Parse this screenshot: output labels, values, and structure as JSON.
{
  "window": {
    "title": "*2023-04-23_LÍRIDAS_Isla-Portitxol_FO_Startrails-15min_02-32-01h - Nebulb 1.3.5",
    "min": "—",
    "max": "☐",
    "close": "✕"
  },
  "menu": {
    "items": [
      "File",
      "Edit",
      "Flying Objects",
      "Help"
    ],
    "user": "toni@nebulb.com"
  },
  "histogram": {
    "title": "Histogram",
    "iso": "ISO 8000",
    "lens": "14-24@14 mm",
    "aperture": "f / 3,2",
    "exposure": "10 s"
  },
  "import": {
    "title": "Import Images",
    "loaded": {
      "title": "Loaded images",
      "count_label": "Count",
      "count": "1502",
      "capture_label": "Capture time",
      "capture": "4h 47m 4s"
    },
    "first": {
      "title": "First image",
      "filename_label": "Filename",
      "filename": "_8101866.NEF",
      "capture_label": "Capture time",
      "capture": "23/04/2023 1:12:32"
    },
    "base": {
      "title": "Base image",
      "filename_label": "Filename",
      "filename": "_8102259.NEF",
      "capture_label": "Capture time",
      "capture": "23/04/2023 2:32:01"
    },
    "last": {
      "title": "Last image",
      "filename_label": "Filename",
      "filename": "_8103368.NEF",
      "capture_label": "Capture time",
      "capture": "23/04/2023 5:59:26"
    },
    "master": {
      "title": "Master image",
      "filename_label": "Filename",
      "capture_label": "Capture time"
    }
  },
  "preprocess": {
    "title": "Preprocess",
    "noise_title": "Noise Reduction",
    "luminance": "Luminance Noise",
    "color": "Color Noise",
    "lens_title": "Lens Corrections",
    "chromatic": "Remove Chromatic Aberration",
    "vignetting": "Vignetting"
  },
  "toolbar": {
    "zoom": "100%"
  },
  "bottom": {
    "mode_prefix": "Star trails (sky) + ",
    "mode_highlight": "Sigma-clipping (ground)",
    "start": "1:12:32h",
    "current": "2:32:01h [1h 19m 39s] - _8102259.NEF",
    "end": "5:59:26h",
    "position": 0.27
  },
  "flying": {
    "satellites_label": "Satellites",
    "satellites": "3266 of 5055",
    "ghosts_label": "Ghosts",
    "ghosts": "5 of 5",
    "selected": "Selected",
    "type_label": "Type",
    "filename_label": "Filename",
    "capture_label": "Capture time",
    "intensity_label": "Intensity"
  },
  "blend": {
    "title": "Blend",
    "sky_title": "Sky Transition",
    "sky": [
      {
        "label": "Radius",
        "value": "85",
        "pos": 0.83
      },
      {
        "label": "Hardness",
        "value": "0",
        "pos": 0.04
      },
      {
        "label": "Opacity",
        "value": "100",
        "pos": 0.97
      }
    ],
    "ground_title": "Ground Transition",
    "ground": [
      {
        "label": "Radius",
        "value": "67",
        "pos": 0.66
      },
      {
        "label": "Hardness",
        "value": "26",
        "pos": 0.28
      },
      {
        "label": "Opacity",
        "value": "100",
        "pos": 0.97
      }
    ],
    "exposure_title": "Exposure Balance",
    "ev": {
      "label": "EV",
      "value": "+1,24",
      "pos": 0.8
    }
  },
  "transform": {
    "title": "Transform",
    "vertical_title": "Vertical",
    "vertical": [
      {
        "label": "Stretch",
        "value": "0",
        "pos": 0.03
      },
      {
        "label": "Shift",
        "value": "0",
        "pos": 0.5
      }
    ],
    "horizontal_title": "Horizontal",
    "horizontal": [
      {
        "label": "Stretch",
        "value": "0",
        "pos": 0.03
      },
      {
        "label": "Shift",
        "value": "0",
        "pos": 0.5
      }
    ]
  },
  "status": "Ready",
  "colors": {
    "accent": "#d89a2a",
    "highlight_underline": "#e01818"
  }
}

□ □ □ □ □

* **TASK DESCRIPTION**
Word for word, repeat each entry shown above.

* **SOLUTION TO THIS EXERCISE**
Parse this screenshot: output labels, values, and structure as JSON.
{
  "window": {
    "title": "*2023-04-23_LÍRIDAS_Isla-Portitxol_FO_Startrails-15min_02-32-01h - Nebulb 1.3.5",
    "min": "—",
    "max": "☐",
    "close": "✕"
  },
  "menu": {
    "items": [
      "File",
      "Edit",
      "Flying Objects",
      "Help"
    ],
    "user": "toni@nebulb.com"
  },
  "histogram": {
    "title": "Histogram",
    "iso": "ISO 8000",
    "lens": "14-24@14 mm",
    "aperture": "f / 3,2",
    "exposure": "10 s"
  },
  "import": {
    "title": "Import Images",
    "loaded": {
      "title": "Loaded images",
      "count_label": "Count",
      "count": "1502",
      "capture_label": "Capture time",
      "capture": "4h 47m 4s"
    },
    "first": {
      "title": "First image",
      "filename_label": "Filename",
      "filename": "_8101866.NEF",
      "capture_label": "Capture time",
      "capture": "23/04/2023 1:12:32"
    },
    "base": {
      "title": "Base image",
      "filename_label": "Filename",
      "filename": "_8102259.NEF",
      "capture_label": "Capture time",
      "capture": "23/04/2023 2:32:01"
    },
    "last": {
      "title": "Last image",
      "filename_label": "Filename",
      "filename": "_8103368.NEF",
      "capture_label": "Capture time",
      "capture": "23/04/2023 5:59:26"
    },
    "master": {
      "title": "Master image",
      "filename_label": "Filename",
      "capture_label": "Capture time"
    }
  },
  "preprocess": {
    "title": "Preprocess",
    "noise_title": "Noise Reduction",
    "luminance": "Luminance Noise",
    "color": "Color Noise",
    "lens_title": "Lens Corrections",
    "chromatic": "Remove Chromatic Aberration",
    "vignetting": "Vignetting"
  },
  "toolbar": {
    "zoom": "100%"
  },
  "bottom": {
    "mode_prefix": "Star trails (sky) + ",
    "mode_highlight": "Sigma-clipping (ground)",
    "start": "1:12:32h",
    "current": "2:32:01h [1h 19m 39s] - _8102259.NEF",
    "end": "5:59:26h",
    "position": 0.27
  },
  "flying": {
    "satellites_label": "Satellites",
    "satellites": "3266 of 5055",
    "ghosts_label": "Ghosts",
    "ghosts": "5 of 5",
    "selected": "Selected",
    "type_label": "Type",
    "filename_label": "Filename",
    "capture_label": "Capture time",
    "intensity_label": "Intensity"
  },
  "blend": {
    "title": "Blend",
    "sky_title": "Sky Transition",
    "sky": [
      {
        "label": "Radius",
        "value": "85",
        "pos": 0.83
      },
      {
        "label": "Hardness",
        "value": "0",
        "pos": 0.04
      },
      {
        "label": "Opacity",
        "value": "100",
        "pos": 0.97
      }
    ],
    "ground_title": "Ground Transition",
    "ground": [
      {
        "label": "Radius",
        "value": "67",
        "pos": 0.66
      },
      {
        "label": "Hardness",
        "value": "26",
        "pos": 0.28
      },
      {
        "label": "Opacity",
        "value": "100",
        "pos": 0.97
      }
    ],
    "exposure_title": "Exposure Balance",
    "ev": {
      "label": "EV",
      "value": "+1,24",
      "pos": 0.8
    }
  },
  "transform": {
    "title": "Transform",
    "vertical_title": "Vertical",
    "vertical": [
      {
        "label": "Stretch",
        "value": "0",
        "pos": 0.03
      },
      {
        "label": "Shift",
        "value": "0",
        "pos": 0.5
      }
    ],
    "horizontal_title": "Horizontal",
    "horizontal": [
      {
        "label": "Stretch",
        "value": "0",
        "pos": 0.03
      },
      {
        "label": "Shift",
        "value": "0",
        "pos": 0.5
      }
    ]
  },
  "status": "Ready",
  "colors": {
    "accent": "#d89a2a",
    "highlight_underline": "#e01818"
  }
}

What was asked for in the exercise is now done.